[[ Source material, beginning ]]

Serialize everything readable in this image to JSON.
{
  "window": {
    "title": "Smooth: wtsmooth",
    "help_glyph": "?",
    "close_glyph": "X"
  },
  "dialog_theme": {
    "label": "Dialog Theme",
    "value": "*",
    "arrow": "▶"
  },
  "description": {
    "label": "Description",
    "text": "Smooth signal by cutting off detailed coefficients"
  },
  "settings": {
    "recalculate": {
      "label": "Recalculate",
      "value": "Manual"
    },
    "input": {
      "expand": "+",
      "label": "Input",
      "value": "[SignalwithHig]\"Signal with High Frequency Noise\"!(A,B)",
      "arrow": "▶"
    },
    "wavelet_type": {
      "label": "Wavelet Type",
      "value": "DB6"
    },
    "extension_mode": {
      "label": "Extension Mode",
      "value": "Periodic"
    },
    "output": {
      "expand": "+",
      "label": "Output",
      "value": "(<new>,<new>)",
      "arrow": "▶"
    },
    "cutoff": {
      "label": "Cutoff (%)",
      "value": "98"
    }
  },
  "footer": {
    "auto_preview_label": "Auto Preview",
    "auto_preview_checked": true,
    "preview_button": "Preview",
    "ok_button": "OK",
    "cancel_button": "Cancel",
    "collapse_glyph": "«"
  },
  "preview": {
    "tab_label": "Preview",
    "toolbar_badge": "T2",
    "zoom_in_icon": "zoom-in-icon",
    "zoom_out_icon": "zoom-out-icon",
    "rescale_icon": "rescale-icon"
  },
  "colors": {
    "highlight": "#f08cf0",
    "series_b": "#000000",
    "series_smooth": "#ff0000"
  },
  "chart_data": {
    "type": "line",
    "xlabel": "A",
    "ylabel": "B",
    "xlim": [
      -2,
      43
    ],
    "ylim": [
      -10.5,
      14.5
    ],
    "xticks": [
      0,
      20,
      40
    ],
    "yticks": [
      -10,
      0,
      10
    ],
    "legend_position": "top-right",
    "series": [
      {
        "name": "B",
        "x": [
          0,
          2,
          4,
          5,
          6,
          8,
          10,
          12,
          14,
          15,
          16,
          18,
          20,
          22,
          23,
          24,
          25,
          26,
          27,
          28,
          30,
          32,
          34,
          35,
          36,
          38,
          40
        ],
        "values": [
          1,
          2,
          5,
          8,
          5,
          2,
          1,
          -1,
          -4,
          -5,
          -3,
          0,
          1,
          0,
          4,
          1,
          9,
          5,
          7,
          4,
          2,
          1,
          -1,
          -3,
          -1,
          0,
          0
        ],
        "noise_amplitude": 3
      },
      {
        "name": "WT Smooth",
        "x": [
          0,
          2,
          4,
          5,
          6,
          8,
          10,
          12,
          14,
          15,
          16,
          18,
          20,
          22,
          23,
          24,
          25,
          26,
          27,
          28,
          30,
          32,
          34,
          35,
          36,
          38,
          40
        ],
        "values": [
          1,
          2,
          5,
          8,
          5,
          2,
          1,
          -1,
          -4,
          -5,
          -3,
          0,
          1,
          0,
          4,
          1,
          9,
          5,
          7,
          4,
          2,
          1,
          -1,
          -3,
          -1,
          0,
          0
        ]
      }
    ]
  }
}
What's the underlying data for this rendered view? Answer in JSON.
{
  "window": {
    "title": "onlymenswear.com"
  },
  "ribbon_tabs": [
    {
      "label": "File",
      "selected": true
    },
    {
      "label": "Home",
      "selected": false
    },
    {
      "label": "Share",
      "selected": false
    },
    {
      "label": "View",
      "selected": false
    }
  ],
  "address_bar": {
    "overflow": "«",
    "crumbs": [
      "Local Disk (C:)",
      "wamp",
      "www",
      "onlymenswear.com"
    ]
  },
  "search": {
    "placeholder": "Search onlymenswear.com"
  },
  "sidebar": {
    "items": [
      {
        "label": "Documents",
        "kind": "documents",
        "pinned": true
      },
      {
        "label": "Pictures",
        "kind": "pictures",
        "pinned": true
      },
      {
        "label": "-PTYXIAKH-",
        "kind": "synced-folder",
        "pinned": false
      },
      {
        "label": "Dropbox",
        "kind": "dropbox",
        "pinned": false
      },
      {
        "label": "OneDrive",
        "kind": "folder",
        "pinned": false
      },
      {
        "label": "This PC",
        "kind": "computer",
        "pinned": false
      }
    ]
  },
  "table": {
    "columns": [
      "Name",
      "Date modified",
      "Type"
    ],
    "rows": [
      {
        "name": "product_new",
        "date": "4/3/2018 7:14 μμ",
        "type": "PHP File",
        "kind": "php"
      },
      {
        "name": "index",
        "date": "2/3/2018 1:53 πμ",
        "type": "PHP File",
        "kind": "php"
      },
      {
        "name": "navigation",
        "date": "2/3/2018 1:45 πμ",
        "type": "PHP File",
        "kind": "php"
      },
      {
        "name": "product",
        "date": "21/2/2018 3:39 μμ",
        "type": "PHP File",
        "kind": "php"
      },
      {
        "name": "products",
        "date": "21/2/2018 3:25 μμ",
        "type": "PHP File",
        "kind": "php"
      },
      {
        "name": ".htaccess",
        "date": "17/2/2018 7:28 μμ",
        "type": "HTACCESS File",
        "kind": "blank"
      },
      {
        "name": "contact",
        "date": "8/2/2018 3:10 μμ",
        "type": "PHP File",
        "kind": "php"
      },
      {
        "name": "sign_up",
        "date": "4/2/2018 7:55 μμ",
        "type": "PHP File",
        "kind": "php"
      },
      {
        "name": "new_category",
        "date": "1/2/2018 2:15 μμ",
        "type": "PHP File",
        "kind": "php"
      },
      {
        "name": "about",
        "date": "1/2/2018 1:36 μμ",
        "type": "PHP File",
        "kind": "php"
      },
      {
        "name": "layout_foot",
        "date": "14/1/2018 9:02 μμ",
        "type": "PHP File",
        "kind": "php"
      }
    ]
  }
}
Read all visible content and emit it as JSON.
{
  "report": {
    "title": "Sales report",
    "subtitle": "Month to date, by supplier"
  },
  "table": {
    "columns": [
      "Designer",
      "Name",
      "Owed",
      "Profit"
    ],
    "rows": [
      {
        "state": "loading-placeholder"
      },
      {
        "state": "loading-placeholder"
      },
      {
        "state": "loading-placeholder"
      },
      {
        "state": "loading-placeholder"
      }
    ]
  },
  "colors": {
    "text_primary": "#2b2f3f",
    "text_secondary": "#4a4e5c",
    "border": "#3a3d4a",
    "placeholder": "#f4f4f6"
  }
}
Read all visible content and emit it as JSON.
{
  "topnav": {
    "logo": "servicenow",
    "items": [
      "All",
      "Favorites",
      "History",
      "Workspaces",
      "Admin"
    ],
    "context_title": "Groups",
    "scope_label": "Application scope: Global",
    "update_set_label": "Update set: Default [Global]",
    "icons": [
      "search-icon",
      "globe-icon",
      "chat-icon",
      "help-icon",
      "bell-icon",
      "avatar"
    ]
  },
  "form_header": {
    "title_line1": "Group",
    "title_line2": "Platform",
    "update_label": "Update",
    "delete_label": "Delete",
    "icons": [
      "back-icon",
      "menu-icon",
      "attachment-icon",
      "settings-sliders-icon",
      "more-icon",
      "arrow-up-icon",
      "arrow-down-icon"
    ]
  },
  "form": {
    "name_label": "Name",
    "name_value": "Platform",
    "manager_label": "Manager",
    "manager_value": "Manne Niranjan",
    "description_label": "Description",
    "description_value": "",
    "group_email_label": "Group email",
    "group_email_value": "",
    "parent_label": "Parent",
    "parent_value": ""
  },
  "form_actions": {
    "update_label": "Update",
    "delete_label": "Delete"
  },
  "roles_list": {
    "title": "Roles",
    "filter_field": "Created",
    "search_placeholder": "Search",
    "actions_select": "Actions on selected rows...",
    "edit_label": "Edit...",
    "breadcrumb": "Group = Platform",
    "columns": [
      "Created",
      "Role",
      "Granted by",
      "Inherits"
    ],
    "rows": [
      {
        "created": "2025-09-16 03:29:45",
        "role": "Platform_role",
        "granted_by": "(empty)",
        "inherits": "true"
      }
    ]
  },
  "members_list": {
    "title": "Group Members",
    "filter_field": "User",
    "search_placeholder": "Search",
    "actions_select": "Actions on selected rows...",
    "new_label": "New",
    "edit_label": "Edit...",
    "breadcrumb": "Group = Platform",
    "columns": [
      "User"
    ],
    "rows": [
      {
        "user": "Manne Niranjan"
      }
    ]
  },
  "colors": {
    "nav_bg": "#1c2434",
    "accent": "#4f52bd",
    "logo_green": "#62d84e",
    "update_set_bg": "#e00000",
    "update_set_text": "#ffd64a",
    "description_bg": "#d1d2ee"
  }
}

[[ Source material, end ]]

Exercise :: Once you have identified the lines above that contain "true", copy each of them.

Task output ::
    "auto_preview_checked": true,
      "selected": true
        "pinned": true
        "pinned": true
        "inherits": "true"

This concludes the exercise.